  • Job ID# 2023-9868 - Scheduling, Examination and Resource Specialist - Office of the Registrar, USG 7
  • Job ID# 2023-9864 - Student Services Coordinator - AccessAbility Services, USG 6
  • Job ID# 2023-9852 - Total Rewards Specialist - Human Resources, USG 8 – 9
  • Job ID# 2023-9860 - Workforce Planning Advisor - Human Resources, USG 10
  • Job ID# 2023-9859 - Workforce Planning Coordinator - Human Resources, USG 6

Secondments/Internal temporary opportunities

  • Job ID# 2023-9863 - Administrative Assistant - Physics & Astronomy, USG 7
  • Job ID# 2022-9655 - Assistant Manager, Desk Services and Operations - Campus Housing, USG 7
  • Job ID# 2023-9851 - Environmental Services Coordinator - Plant Operations, USG 7
  • Job ID# 2023-9874 - Manager, Client Services & Supply Hub - Plant Operations, USG 12
  • Job ID# 2023-9856 - Technical Support Specialist - CEE - Co-operative Education, USG 7
  • Job ID# 2023-9870 - Undergraduate Program Manager - Statistics and Actuarial Science, USG 9

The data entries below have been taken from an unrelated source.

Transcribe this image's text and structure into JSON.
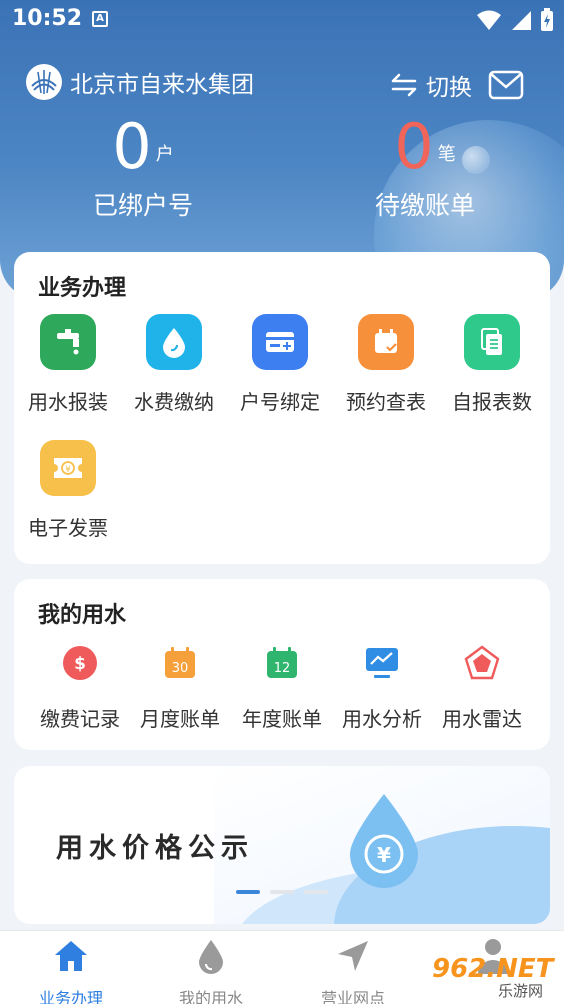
{
  "status_bar": {
    "time": "10:52",
    "notification_glyph": "A"
  },
  "header": {
    "brand": "北京市自来水集团",
    "switch_label": "切换",
    "bound_count": "0",
    "bound_unit": "户",
    "bound_label": "已绑户号",
    "bills_count": "0",
    "bills_unit": "笔",
    "bills_label": "待缴账单"
  },
  "services": {
    "title": "业务办理",
    "items": [
      {
        "label": "用水报装",
        "icon": "faucet-icon",
        "color": "#2ea85a"
      },
      {
        "label": "水费缴纳",
        "icon": "water-drop-icon",
        "color": "#1fb3ea"
      },
      {
        "label": "户号绑定",
        "icon": "card-add-icon",
        "color": "#3d7ff0"
      },
      {
        "label": "预约查表",
        "icon": "calendar-check-icon",
        "color": "#f7903a"
      },
      {
        "label": "自报表数",
        "icon": "copy-document-icon",
        "color": "#2fc98c"
      },
      {
        "label": "电子发票",
        "icon": "invoice-ticket-icon",
        "color": "#f6c04a"
      }
    ]
  },
  "my_water": {
    "title": "我的用水",
    "items": [
      {
        "label": "缴费记录",
        "icon": "dollar-circle-icon",
        "color": "#ef5a5a"
      },
      {
        "label": "月度账单",
        "icon": "calendar-30-icon",
        "color": "#f5a03a",
        "badge": "30"
      },
      {
        "label": "年度账单",
        "icon": "calendar-12-icon",
        "color": "#2fb56e",
        "badge": "12"
      },
      {
        "label": "用水分析",
        "icon": "chart-monitor-icon",
        "color": "#2f8de4"
      },
      {
        "label": "用水雷达",
        "icon": "radar-pentagon-icon",
        "color": "#ef5a5a"
      }
    ]
  },
  "banner": {
    "title": "用水价格公示",
    "currency_glyph": "¥",
    "slide_count": 3,
    "active_slide": 1
  },
  "bottom_nav": {
    "items": [
      {
        "label": "业务办理",
        "icon": "home-icon",
        "active": true
      },
      {
        "label": "我的用水",
        "icon": "water-drop-icon",
        "active": false
      },
      {
        "label": "营业网点",
        "icon": "navigation-arrow-icon",
        "active": false
      },
      {
        "label": "",
        "icon": "user-icon",
        "active": false
      }
    ]
  },
  "watermark": {
    "text": "962.NET",
    "sub": "乐游网"
  },
  "colors": {
    "header_blue": "#3a72b6",
    "accent_blue": "#2f7fe0",
    "pending_red": "#f0645a"
  }
}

Affiliated and Federated Institutions of Waterloo opportunities